It has also highlighted the fact that digitization and administrations do not always progress at the same rate.
Phenomena like the demographic explosion experienced by some countries, rural exodus towards cities, and profound social and economic changes, all contribute to a ‘perfect storm’ that is forcing us to rethink current governance models and seek more humane ones that take citizen innovation into account as an element for transformation.
In its study “Governments that serve: Innovations that improve Service Delivery to Citizens”, the Inter-American Development Bank (IADB) calls for a new governance model where values like equality, freedom and citizen participation are paramount.
The study also calls for greater cooperation between public and private actors, and their communication through “multicentric systems or networks” where all parties involved can connect in real time and with equal conditions for access.
The study highlights that higher levels of education in society, as well as easier access to information, have produced citizens who are more participative, discerning and aware of their rights, and who demand change in their governments.
These new citizens like to keep an eye on the efficient, effective and transparent use of their taxes and, in short, supervise the actions of the administrations that manage those taxes.
They also wish to actively participate in decision-making processes that affect their lives and communities, understood as an essential value of democratic coexistence.
Technology makes the age of citizen innovation possible.
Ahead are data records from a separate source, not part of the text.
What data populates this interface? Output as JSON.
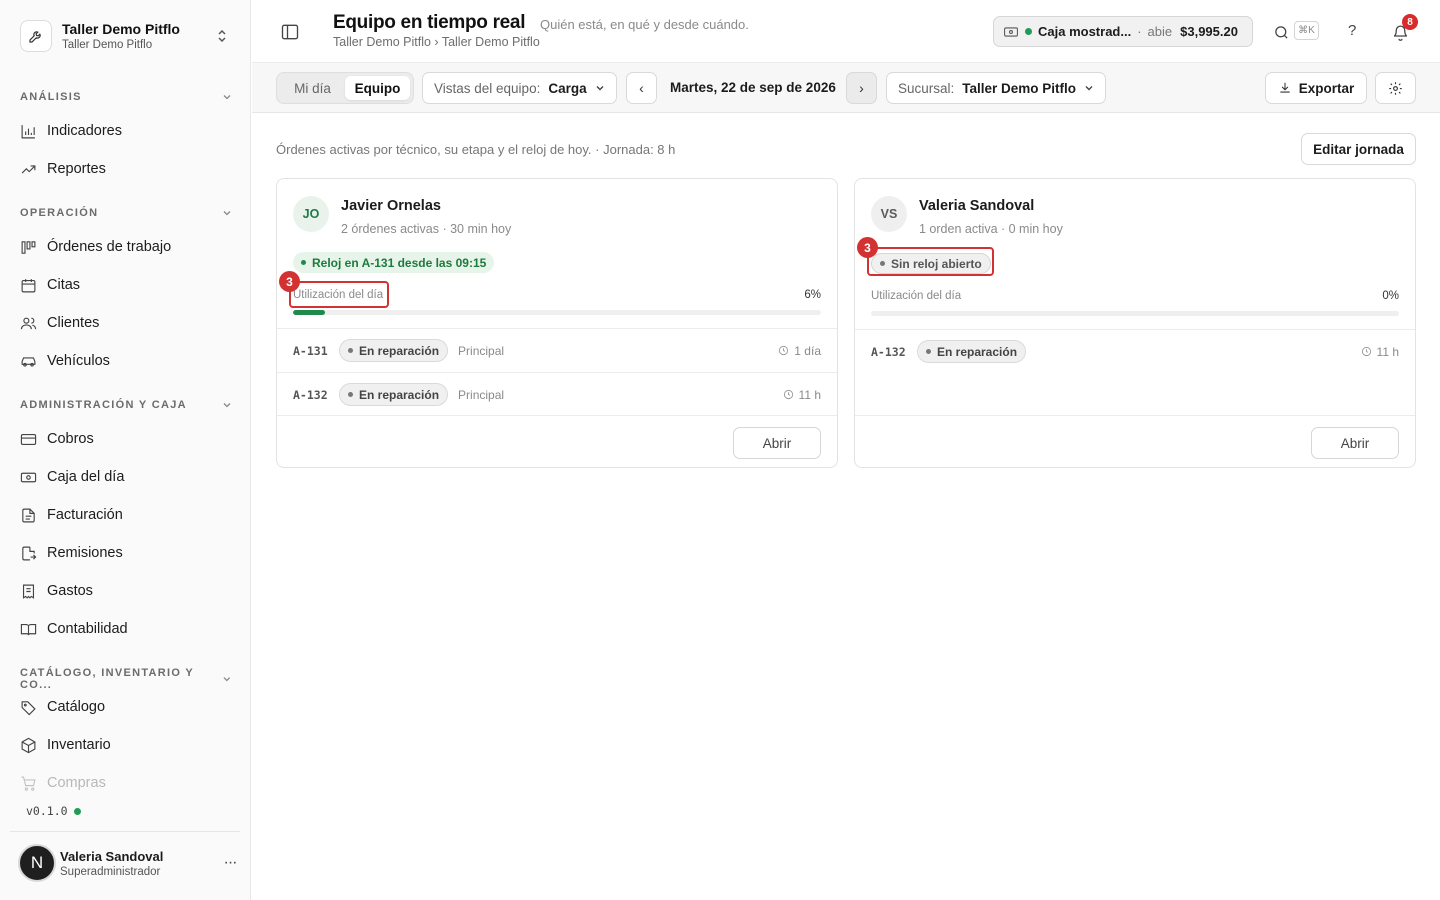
{
  "workspace": {
    "name": "Taller Demo Pitflo",
    "sub": "Taller Demo Pitflo"
  },
  "sections": {
    "analisis": "ANÁLISIS",
    "operacion": "OPERACIÓN",
    "admin": "ADMINISTRACIÓN Y CAJA",
    "catalogo": "CATÁLOGO, INVENTARIO Y CO..."
  },
  "nav": {
    "indicadores": "Indicadores",
    "reportes": "Reportes",
    "ordenes": "Órdenes de trabajo",
    "citas": "Citas",
    "clientes": "Clientes",
    "vehiculos": "Vehículos",
    "cobros": "Cobros",
    "caja": "Caja del día",
    "facturacion": "Facturación",
    "remisiones": "Remisiones",
    "gastos": "Gastos",
    "contabilidad": "Contabilidad",
    "catalogo": "Catálogo",
    "inventario": "Inventario",
    "compras": "Compras"
  },
  "version": "v0.1.0",
  "user": {
    "initial": "N",
    "name": "Valeria Sandoval",
    "role": "Superadministrador",
    "more": "···"
  },
  "header": {
    "title": "Equipo en tiempo real",
    "subtitle": "Quién está, en qué y desde cuándo.",
    "breadcrumb": "Taller Demo Pitflo › Taller Demo Pitflo",
    "caja": {
      "name": "Caja mostrad...",
      "sep": "·",
      "status": "abie",
      "amount": "$3,995.20"
    },
    "shortcut": "⌘K",
    "help": "?",
    "notifications": "8"
  },
  "toolbar": {
    "tabs": [
      "Mi día",
      "Equipo"
    ],
    "active_tab": "Equipo",
    "views_label": "Vistas del equipo:",
    "views_value": "Carga",
    "prev": "‹",
    "next": "›",
    "date": "Martes, 22 de sep de 2026",
    "branch_label": "Sucursal:",
    "branch_value": "Taller Demo Pitflo",
    "export": "Exportar"
  },
  "main": {
    "description": "Órdenes activas por técnico, su etapa y el reloj de hoy. · Jornada: 8 h",
    "edit_button": "Editar jornada"
  },
  "technicians": [
    {
      "initials": "JO",
      "name": "Javier Ornelas",
      "meta": "2 órdenes activas · 30 min hoy",
      "clock": "Reloj en A-131 desde las 09:15",
      "util_label": "Utilización del día",
      "util_value": "6%",
      "utilization": 0.06,
      "orders": [
        {
          "code": "A-131",
          "stage": "En reparación",
          "location": "Principal",
          "time": "1 día"
        },
        {
          "code": "A-132",
          "stage": "En reparación",
          "location": "Principal",
          "time": "11 h"
        }
      ],
      "action": "Abrir"
    },
    {
      "initials": "VS",
      "name": "Valeria Sandoval",
      "meta": "1 orden activa · 0 min hoy",
      "clock": "Sin reloj abierto",
      "util_label": "Utilización del día",
      "util_value": "0%",
      "utilization": 0,
      "orders": [
        {
          "code": "A-132",
          "stage": "En reparación",
          "time": "11 h"
        }
      ],
      "action": "Abrir"
    }
  ],
  "markers": [
    "3",
    "3"
  ],
  "colors": {
    "accent": "#1f8a4c",
    "highlight": "#d23232",
    "badge": "#d92b2b"
  }
}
In its study, the IADB cites “open data platforms and crowdsourcing” as some of the most useful tools to support the “inclusion of citizens at all stages of the policy cycle”, particularly on a local level.
Cities like Medellín (Colombia) or Santander (Spain), among others, have been committed to involving their citizens in co-creation within their cities for years, in the case of the latter through the community Santander City Brain eco.
Citizen participation that transforms cities
The case of Santander, one of the European cities that has pioneered citizen innovation, is an example of how to involve a city’s various actors in its governance model.
Thanks to the patronage of Banco Santander, Santander’s citizens participate in the city’s strategic planning since 2013, together with the City Council and through Santander City Brain. This digital community, open to all citizens, evolved this year into Santander City Brain eco, with the aim of building a more sustainable city through collaborative innovation.
This initiative allowed the municipal team to establish a closer relationship with citizens, and to understand their needs and proposals by using challenges presented within the community.
In its new phase, Santander City Brain eco has asked Santander’s citizens for ideas that promote sustainable mobility in their city, and has gathered proposals for the reactivation of business and local tourism from a sustainable perspective, in the wake of the Covid-19 crisis.
Santander City Brain eco: citizen participation and Tourism innovation
COVID-19 and the local economy: Santander launches a competition for citizen ideas for the recovery of small businesses
‘Santander City Brain’: download the case study (pdf)